“Panasonic says that the solution can register 10,000 to 20,000 faces, while an expanded version can register up to 30,000 faces…”
Panasonic is preparing to launch server-based facial recognition software this summer.
The company’s facial recognition technology has already received considerable marks of validation. It attained the best performance in the National Institute of Standards and Technology’s IJB-A face challenge last spring, and has been deployed by government authorities in Japan as part of a biometric border screening pilot project at Tokyo International Airport. Panasonic says the software can recognize faces even if they’re turned 45 degrees to the left or right, or 30 degrees up or down, and that it’s even effective when subjects are wearing sunglasses.

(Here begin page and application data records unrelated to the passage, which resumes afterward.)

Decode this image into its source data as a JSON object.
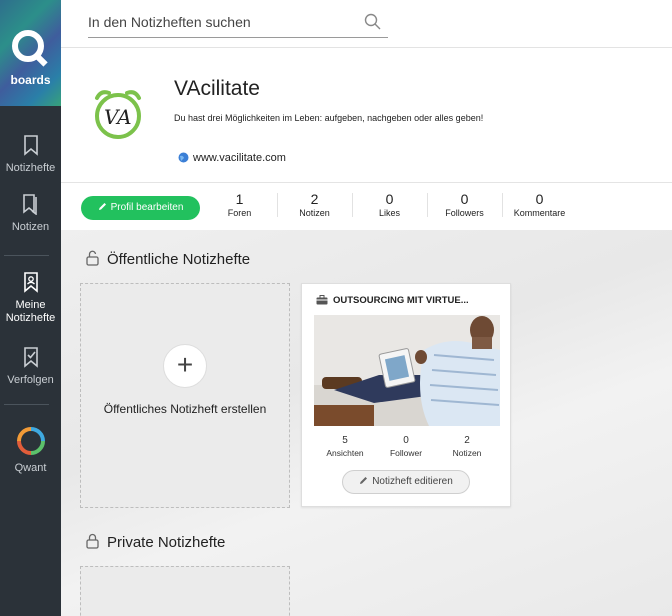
{
  "sidebar": {
    "logo_text": "boards",
    "items": [
      {
        "label": "Notizhefte",
        "icon": "bookmark-icon"
      },
      {
        "label": "Notizen",
        "icon": "double-bookmark-icon"
      },
      {
        "label": "Meine Notizhefte",
        "icon": "my-notebooks-icon"
      },
      {
        "label": "Verfolgen",
        "icon": "follow-icon"
      },
      {
        "label": "Qwant",
        "icon": "qwant-logo-icon"
      }
    ]
  },
  "search": {
    "placeholder": "In den Notizheften suchen"
  },
  "profile": {
    "name": "VAcilitate",
    "description": "Du hast drei Möglichkeiten im Leben: aufgeben, nachgeben oder alles geben!",
    "website": "www.vacilitate.com",
    "edit_label": "Profil bearbeiten",
    "stats": [
      {
        "value": "1",
        "label": "Foren"
      },
      {
        "value": "2",
        "label": "Notizen"
      },
      {
        "value": "0",
        "label": "Likes"
      },
      {
        "value": "0",
        "label": "Followers"
      },
      {
        "value": "0",
        "label": "Kommentare"
      }
    ]
  },
  "public_section": {
    "title": "Öffentliche Notizhefte",
    "create_label": "Öffentliches Notizheft erstellen"
  },
  "board": {
    "title": "OUTSOURCING MIT VIRTUE...",
    "stats": [
      {
        "value": "5",
        "label": "Ansichten"
      },
      {
        "value": "0",
        "label": "Follower"
      },
      {
        "value": "2",
        "label": "Notizen"
      }
    ],
    "edit_label": "Notizheft editieren"
  },
  "private_section": {
    "title": "Private Notizhefte"
  },
  "colors": {
    "sidebar_bg": "#2b3239",
    "accent_green": "#22c15e"
  }
}
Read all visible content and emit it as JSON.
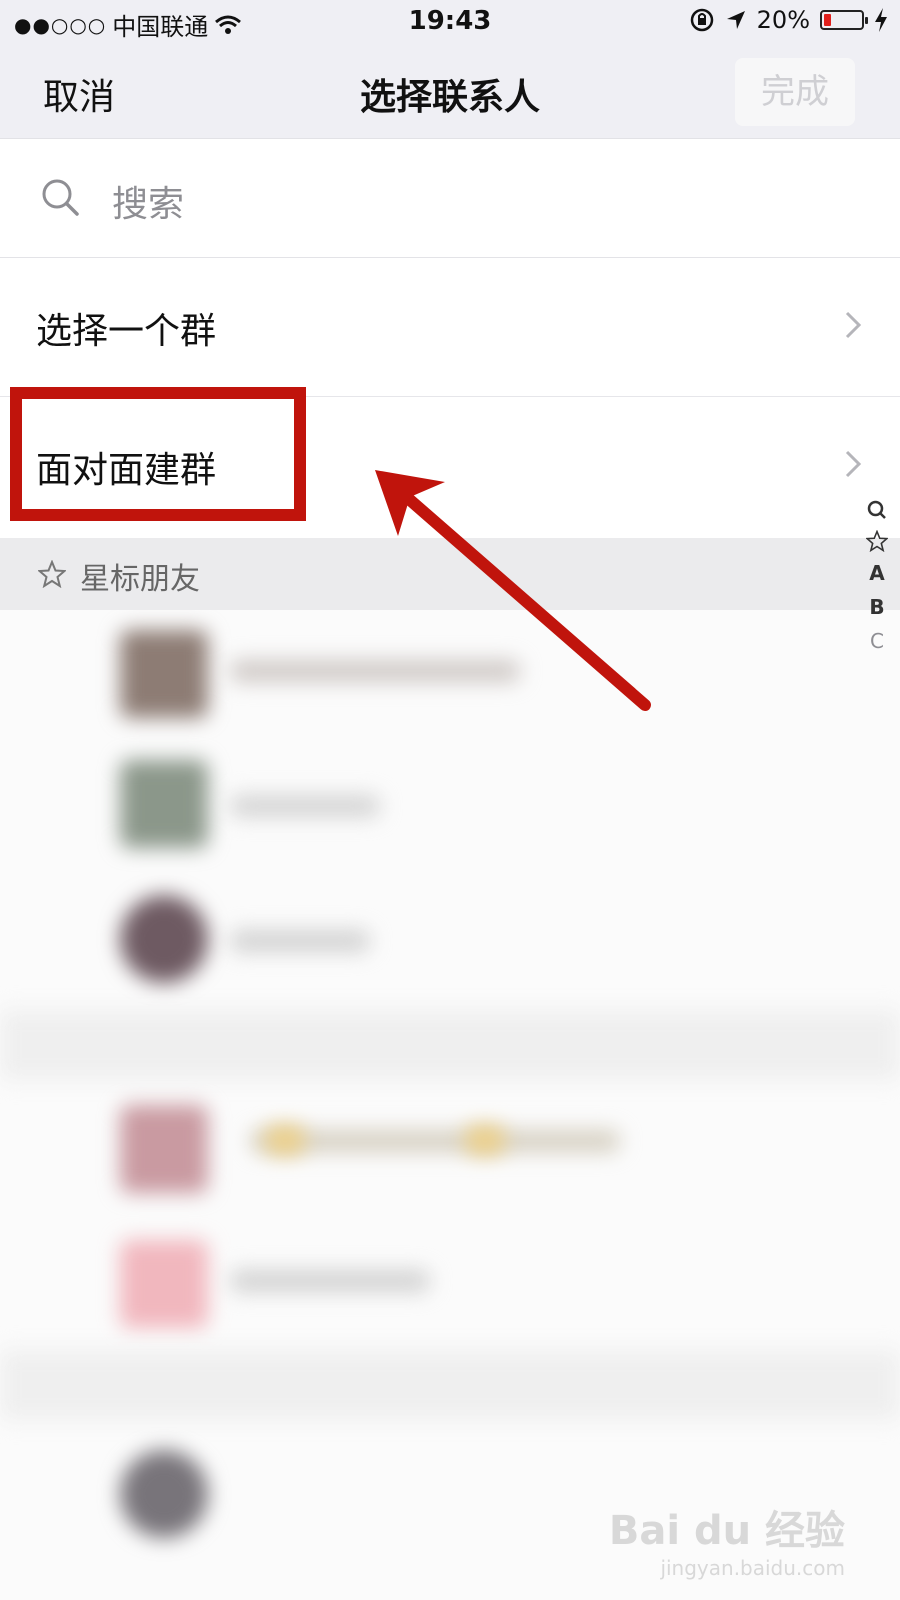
{
  "status_bar": {
    "signal": "●●○○○",
    "carrier": "中国联通",
    "time": "19:43",
    "battery": "20%",
    "battery_level": 0.2,
    "accent_low_battery": "#e0201c"
  },
  "nav": {
    "cancel_label": "取消",
    "title": "选择联系人",
    "done_label": "完成"
  },
  "search": {
    "placeholder": "搜索"
  },
  "rows": [
    {
      "label": "选择一个群"
    },
    {
      "label": "面对面建群"
    }
  ],
  "section": {
    "label": "星标朋友"
  },
  "index_bar": [
    "A",
    "B",
    "C"
  ],
  "annotation": {
    "highlight_color": "#c0140c"
  },
  "watermark": {
    "logo_text": "Bai du 经验",
    "url": "jingyan.baidu.com"
  }
}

The system’s performance can be further improved when paired with Panasonic’s iPro Extreme network cameras, which employ software designed to assess pictures on the cameras themselves, looking for the best shots to upload to the server. That, in turn, can significantly reduce the network burden and associated costs.
Panasonic says that the solution can register 10,000 to 20,000 faces, while an expanded version can register up to 30,000 faces; and that it’s currently developing a capability that will allow it to identify faces partially obscured by a surgical mask, which it expects to complete by the end of this year. In a statement, Panasonic said it will launch the solution in Japan in August of this year, and that there will be a July launch of the system “outside Japan”, though the company did not elaborate on which markets will see that early release.
February 22, 2018 – by Alex Perala